ABOUT THIS TASK
Among the lines below, copy each one in which "breadcrumb" appears.

DATASET RECORDS
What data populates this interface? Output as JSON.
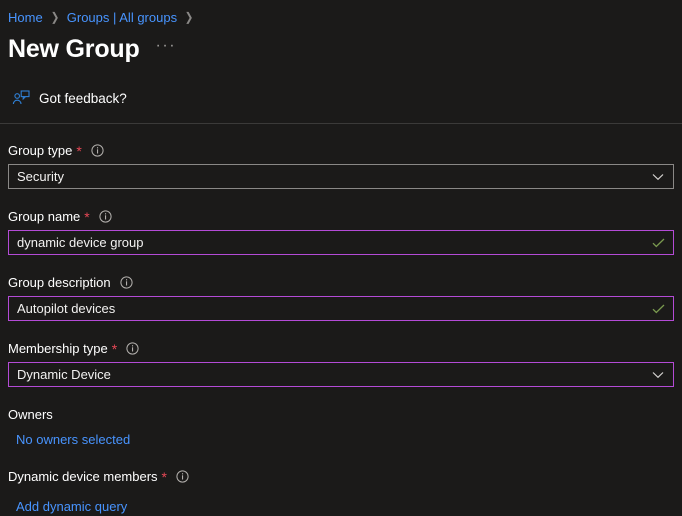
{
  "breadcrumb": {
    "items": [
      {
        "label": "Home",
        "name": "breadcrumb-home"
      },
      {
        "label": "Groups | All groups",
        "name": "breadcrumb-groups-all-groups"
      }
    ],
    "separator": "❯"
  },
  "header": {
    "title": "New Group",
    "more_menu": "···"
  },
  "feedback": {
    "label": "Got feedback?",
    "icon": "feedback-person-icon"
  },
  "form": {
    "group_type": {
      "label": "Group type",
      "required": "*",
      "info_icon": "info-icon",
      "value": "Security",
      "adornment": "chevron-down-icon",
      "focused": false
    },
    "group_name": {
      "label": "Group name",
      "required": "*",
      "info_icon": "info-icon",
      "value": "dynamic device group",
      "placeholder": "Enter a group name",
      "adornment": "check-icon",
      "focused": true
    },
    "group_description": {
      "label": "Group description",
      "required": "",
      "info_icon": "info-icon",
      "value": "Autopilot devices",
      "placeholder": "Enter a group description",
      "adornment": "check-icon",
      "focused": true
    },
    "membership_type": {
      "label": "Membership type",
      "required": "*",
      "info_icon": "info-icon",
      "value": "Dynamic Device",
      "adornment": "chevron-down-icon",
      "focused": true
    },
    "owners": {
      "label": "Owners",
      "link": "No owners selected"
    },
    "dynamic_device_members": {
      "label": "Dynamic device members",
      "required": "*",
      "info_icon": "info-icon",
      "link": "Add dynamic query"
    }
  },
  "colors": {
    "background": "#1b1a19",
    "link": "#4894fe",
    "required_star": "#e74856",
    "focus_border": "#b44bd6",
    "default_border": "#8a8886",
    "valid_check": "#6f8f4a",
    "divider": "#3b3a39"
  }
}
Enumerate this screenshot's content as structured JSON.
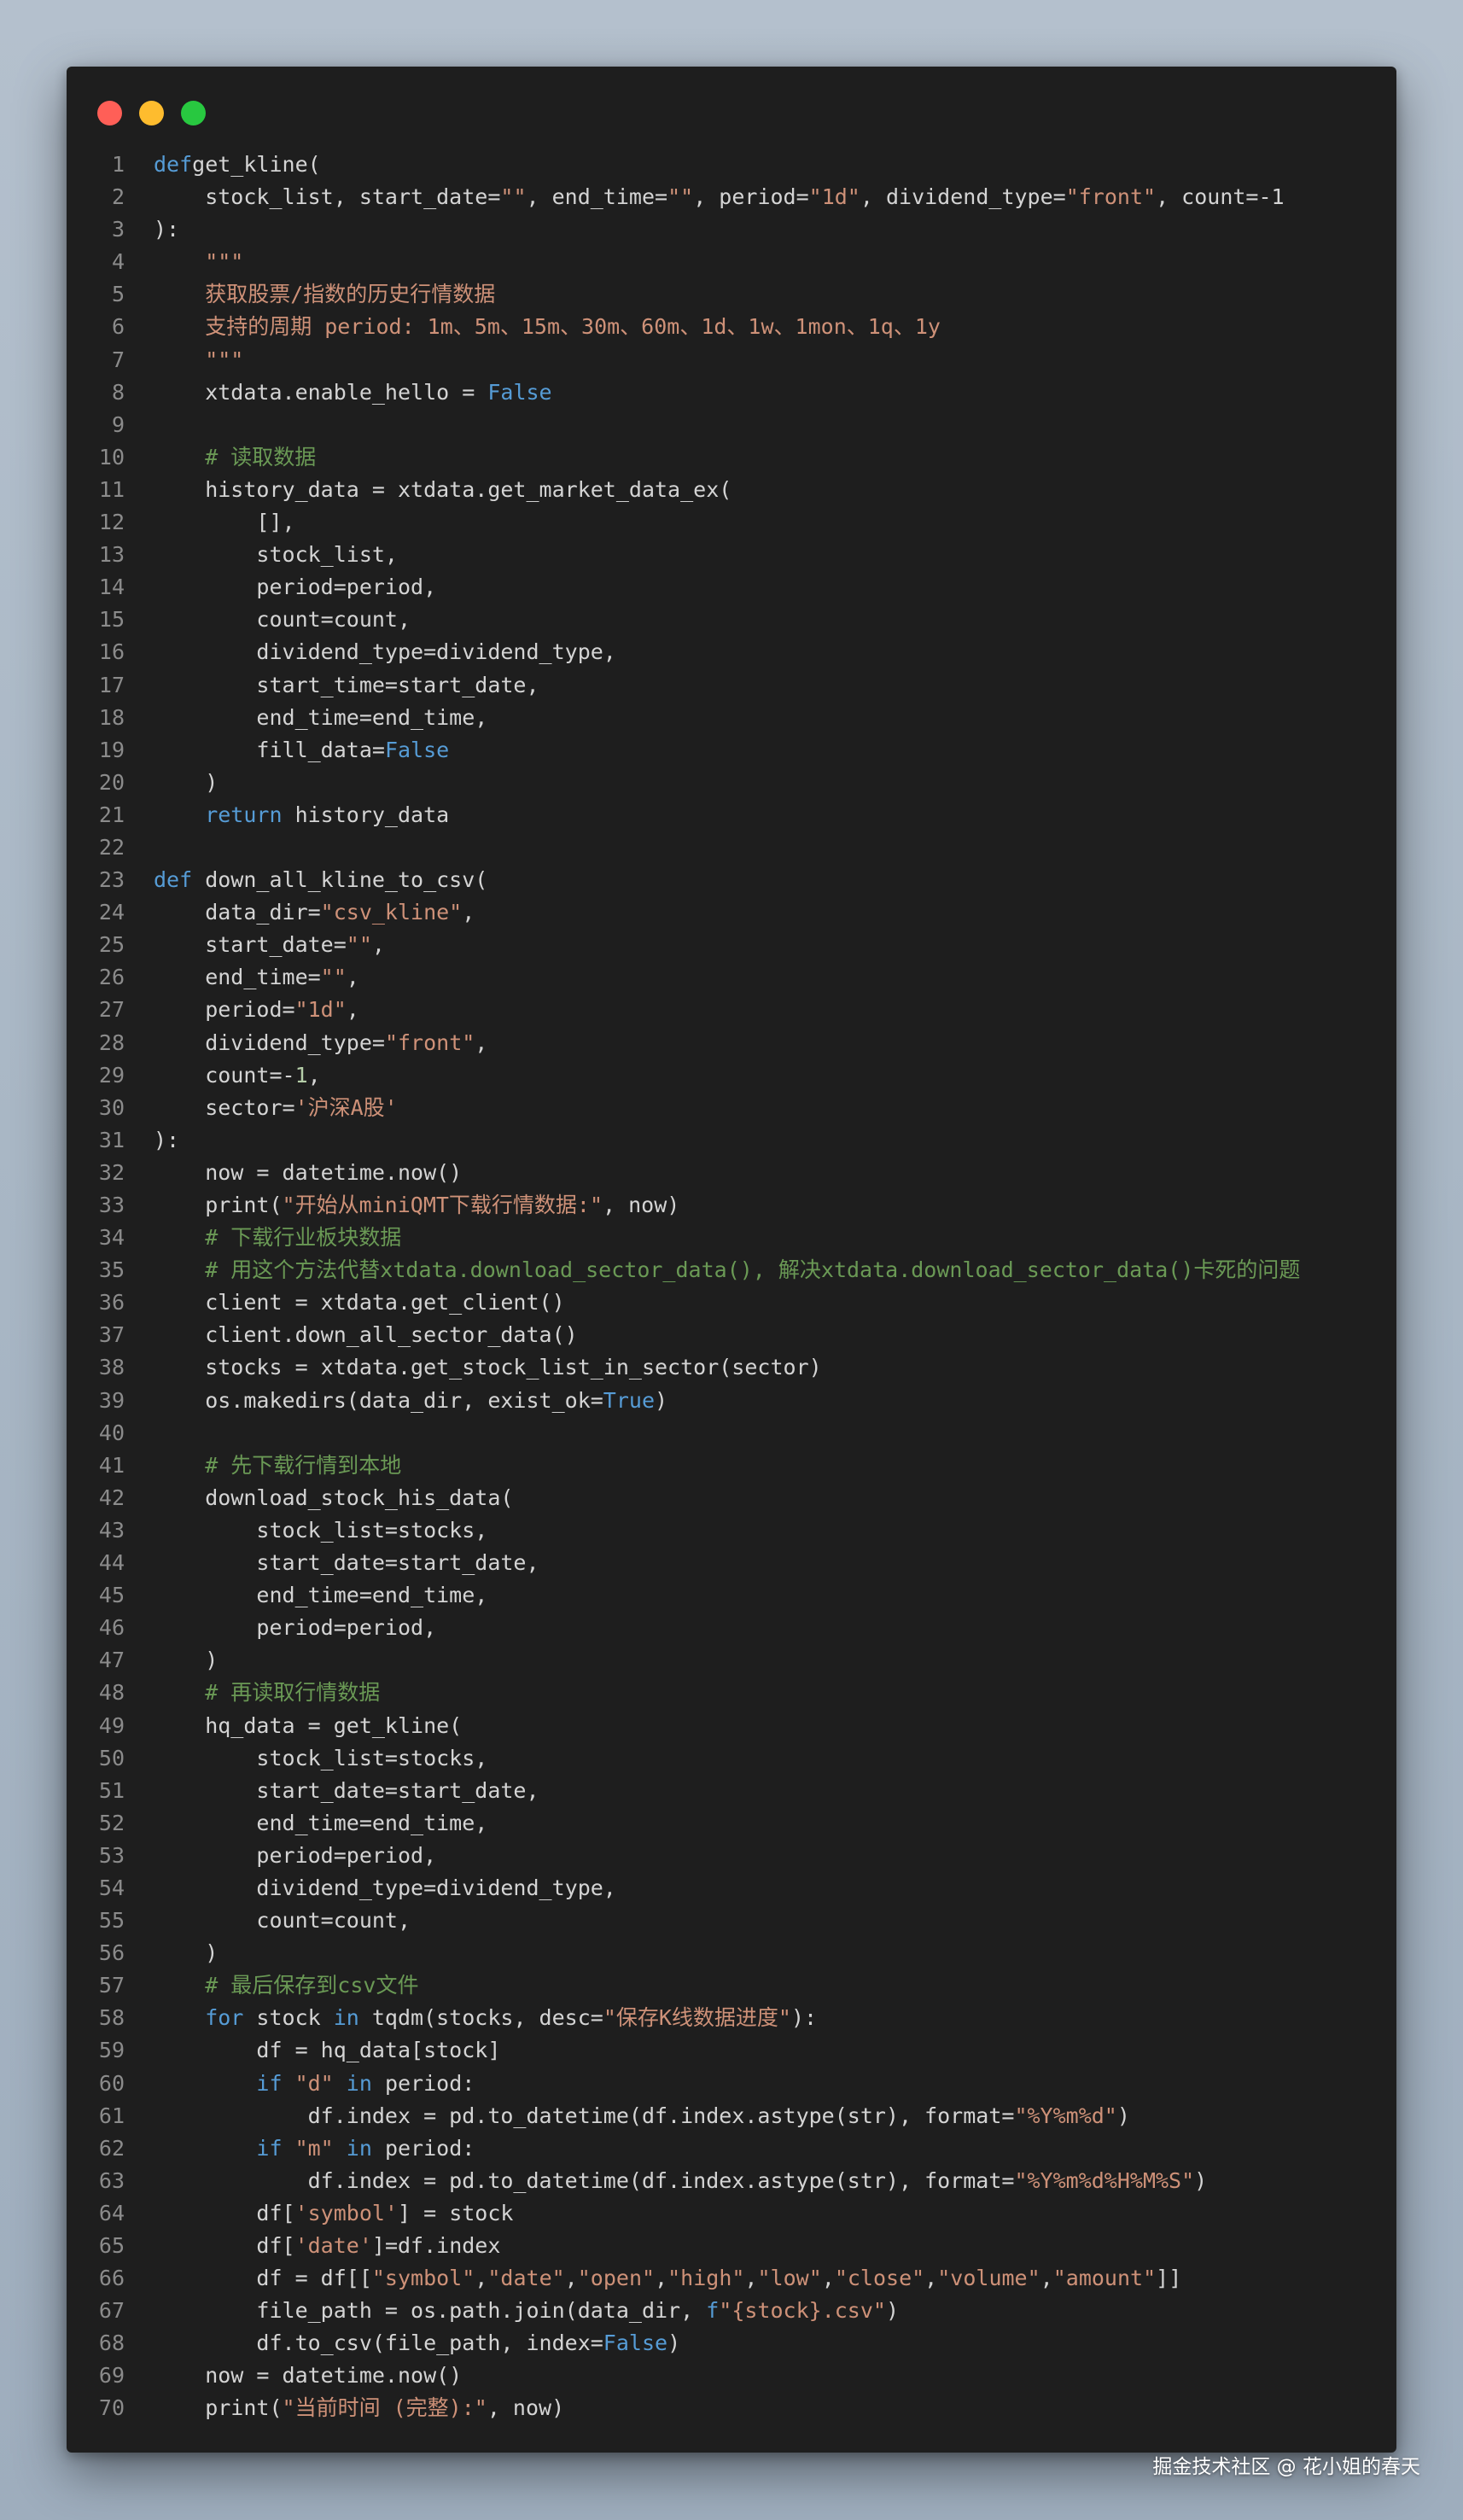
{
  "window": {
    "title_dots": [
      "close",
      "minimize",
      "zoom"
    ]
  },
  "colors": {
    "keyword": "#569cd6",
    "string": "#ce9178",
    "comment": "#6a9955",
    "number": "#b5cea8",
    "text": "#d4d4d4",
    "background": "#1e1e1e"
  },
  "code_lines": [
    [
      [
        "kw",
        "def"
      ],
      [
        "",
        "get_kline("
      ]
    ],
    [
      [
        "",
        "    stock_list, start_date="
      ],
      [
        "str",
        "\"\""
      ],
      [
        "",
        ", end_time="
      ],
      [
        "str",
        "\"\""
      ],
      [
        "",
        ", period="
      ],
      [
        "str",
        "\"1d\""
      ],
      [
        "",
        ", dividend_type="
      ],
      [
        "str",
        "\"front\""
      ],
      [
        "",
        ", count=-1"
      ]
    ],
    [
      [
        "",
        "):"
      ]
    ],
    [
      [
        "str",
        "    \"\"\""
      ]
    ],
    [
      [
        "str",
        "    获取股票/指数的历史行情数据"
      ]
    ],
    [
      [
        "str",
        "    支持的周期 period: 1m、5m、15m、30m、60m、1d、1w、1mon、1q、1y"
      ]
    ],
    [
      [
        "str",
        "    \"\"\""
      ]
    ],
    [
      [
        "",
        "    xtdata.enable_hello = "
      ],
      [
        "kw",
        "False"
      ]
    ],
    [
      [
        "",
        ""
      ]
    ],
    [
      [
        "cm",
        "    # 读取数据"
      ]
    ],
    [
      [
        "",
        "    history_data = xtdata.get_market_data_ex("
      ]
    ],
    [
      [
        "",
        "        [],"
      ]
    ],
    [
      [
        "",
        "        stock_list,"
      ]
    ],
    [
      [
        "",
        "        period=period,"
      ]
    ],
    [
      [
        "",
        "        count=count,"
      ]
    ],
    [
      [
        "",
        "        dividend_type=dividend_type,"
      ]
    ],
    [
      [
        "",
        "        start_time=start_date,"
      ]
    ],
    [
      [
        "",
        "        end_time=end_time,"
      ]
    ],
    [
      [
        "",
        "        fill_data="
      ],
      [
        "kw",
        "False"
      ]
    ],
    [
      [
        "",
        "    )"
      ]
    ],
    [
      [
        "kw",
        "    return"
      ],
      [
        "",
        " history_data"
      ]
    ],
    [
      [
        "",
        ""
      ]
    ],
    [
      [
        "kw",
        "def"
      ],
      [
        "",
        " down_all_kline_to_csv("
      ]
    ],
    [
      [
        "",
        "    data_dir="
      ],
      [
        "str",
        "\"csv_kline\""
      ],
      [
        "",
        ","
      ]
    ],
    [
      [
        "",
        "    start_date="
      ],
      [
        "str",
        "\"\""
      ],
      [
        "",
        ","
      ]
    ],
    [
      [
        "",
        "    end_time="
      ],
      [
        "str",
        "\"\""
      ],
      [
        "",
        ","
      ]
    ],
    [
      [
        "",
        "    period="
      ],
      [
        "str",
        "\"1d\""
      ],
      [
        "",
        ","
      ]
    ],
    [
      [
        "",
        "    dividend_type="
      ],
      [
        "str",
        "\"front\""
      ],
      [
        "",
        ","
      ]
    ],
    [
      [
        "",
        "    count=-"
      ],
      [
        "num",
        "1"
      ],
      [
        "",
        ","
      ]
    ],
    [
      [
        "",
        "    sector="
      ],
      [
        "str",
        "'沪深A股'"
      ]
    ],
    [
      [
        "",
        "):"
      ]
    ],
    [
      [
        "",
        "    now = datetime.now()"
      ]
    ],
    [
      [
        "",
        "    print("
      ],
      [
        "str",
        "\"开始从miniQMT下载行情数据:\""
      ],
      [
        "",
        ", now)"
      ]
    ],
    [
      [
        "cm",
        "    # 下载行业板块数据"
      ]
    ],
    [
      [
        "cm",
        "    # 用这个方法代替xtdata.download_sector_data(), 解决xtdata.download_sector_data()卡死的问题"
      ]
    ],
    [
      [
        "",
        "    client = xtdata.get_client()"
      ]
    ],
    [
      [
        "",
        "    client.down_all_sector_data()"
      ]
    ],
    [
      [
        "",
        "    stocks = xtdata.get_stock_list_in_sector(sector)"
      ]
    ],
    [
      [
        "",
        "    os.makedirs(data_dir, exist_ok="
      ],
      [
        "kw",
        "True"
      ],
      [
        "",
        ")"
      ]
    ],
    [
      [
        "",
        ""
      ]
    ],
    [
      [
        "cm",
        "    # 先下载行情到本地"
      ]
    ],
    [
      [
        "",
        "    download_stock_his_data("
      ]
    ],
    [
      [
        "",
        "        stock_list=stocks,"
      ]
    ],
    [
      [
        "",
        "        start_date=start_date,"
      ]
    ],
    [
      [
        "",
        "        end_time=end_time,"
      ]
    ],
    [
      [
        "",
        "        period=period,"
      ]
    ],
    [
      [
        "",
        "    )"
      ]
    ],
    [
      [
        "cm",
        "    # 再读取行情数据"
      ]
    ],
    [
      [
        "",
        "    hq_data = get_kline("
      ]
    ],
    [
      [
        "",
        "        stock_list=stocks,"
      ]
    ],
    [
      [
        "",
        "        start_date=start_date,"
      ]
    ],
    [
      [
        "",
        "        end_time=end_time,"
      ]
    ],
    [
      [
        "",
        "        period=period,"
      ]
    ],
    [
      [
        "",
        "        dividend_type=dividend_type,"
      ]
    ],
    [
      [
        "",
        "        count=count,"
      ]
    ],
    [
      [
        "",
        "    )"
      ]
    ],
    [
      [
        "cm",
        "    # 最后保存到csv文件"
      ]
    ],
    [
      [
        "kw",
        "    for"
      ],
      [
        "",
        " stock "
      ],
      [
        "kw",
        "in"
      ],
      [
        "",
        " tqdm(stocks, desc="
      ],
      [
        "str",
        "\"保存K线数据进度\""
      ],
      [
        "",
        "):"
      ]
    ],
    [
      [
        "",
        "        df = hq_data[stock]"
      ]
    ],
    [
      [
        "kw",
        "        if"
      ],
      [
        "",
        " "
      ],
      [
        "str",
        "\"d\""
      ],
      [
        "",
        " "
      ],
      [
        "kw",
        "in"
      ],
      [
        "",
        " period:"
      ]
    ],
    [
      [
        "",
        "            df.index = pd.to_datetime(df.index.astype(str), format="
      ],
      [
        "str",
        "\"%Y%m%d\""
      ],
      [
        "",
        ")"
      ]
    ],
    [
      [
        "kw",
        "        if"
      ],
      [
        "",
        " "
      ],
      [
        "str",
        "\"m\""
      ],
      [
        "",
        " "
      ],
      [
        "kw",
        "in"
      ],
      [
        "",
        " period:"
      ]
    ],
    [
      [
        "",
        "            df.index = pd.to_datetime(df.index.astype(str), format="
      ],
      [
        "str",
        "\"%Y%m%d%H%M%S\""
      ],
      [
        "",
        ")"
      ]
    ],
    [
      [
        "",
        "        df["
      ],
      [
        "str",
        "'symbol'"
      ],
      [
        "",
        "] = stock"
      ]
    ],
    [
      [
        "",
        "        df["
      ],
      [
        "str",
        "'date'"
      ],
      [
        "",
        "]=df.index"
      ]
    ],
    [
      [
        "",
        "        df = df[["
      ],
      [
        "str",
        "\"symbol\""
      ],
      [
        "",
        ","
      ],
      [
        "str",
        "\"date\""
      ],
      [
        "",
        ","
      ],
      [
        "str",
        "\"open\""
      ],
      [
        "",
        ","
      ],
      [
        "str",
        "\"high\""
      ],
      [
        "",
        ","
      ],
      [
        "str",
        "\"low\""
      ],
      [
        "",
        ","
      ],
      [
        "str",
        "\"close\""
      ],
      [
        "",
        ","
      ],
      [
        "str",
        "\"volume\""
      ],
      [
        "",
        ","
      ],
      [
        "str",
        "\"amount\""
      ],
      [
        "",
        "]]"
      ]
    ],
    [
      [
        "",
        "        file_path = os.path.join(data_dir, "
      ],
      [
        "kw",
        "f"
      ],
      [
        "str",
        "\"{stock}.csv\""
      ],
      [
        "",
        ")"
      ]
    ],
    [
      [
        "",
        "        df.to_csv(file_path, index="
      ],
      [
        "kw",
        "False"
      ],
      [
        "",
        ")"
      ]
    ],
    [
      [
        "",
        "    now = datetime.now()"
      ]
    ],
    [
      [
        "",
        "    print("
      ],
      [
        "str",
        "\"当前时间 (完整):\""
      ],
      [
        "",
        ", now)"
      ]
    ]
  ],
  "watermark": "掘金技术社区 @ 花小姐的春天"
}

WRITTEN RESPONSE
  "breadcrumb": {
        "name": "breadcrumb-home"
        "name": "breadcrumb-groups-all-groups"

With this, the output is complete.